VIDEO: Fast Times at Woodside High

Voice: What Do I Do?

So for my blog this week I really wanted to investigate voice and what kind of voice specific types of blogs use. I was interested in this primarily because I don’t feel I’ve found a voice yet for my own blog. I mean, how do you explore emerging media as a relative newbie without getting academic or even stuffy?

But there must be a way to share what I learn without getting too technical . . .

I found a couple blogs that address emerging media, the first focusing on “Emerging Media Audiences & Tech Devices.” Looking at it I wonder what the author, Kim Garretson, gets in return for the companies she features on her home page and why it appears that she hasn’t updated the blog since 2009? More importantly, what is her voice? It seems to be talking like you would when giving a presentation to people you know well and who don’t make you feel threatened. If I remember right, I found this blog when I did a Google search for “new media.”

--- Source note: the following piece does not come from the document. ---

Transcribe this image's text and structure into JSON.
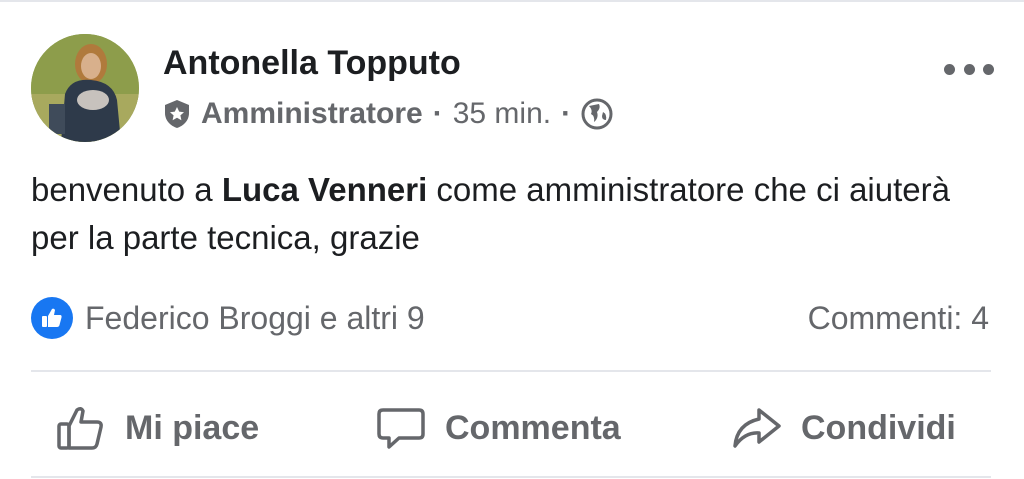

Another blog I found focused on social media, Social Media Examiner, which claims to be “Your Guide to the Social Media Jungle.” This one was recommended to me by a post on West Virginia University’s Integrated Marketing Communications site on LinkedIn. It also has posts about commercial products, such as BlogWorld and an interview with Mark Burnett about the new TLC show Sarah Palin’s Alaska—well, actually, the interview begins with a focus on social media as the new water-cooler conversation. Anyway, the voice is informative, probably closer to the journalistic style you often see on blogs that represent a news forum of some sort. Like BBC’s blog The Editors, only the Social Media Examiner isn’t quite as sophisticated as the BBC blog.

American Express has an Open Forum site that includes a variety of articles on different things and I found an article by Erica Swallow about corporate blogs. She lists 15 blogs with a variety of things to learn from, including design, content, and feedback. Among the blogs included was one by Dell, which featured a landing page with a variety of blog topics to follow. When it came to voice, I found the blogs I read here to be rather technical in scope, although I guess that’s what you would expect. Fortunately, the blog on an Android 2.2 upgrade was accompanied by a lot of screen shots and graphics to help you through the step-by-step upgrade process.

Then there was Disney’s blog that features various entries that take you behind the scenes at the Disney resorts. But I think the voice is more informative than personal. The entry about the new menu at Steakhouse 55 was full of details that I would only appreciate if I had watched more Food Network programs.

Starr Hall’s article “The Dos and Don’ts of Blogging” talks about the importance of engaging over reaching and I think The Counterintuitive CEO blog does this admirably. Pay particular attention to the comments on his blog about Facebook CEO Mark Zuckerberg. The comments posted elicit just as much response as the blog entry that started it all. Forrester CEO George Colony begins with the statement: “Quickly: Mark Zuckerberg’s skills as a CEO are overrated.” and it goes from there. Really good stuff.

So what did I learn about a blog’s voice? Mostly that it depends on who you write for. If it’s a corporation, it depends on the topic and who you are in the organization—although I should note that the Forrester CEO seems to write with a lot more freedom than the Marriott CEO.

But going back to Starr Hall’s article, “DO write with personality” with the caveat “Authenticity is key.”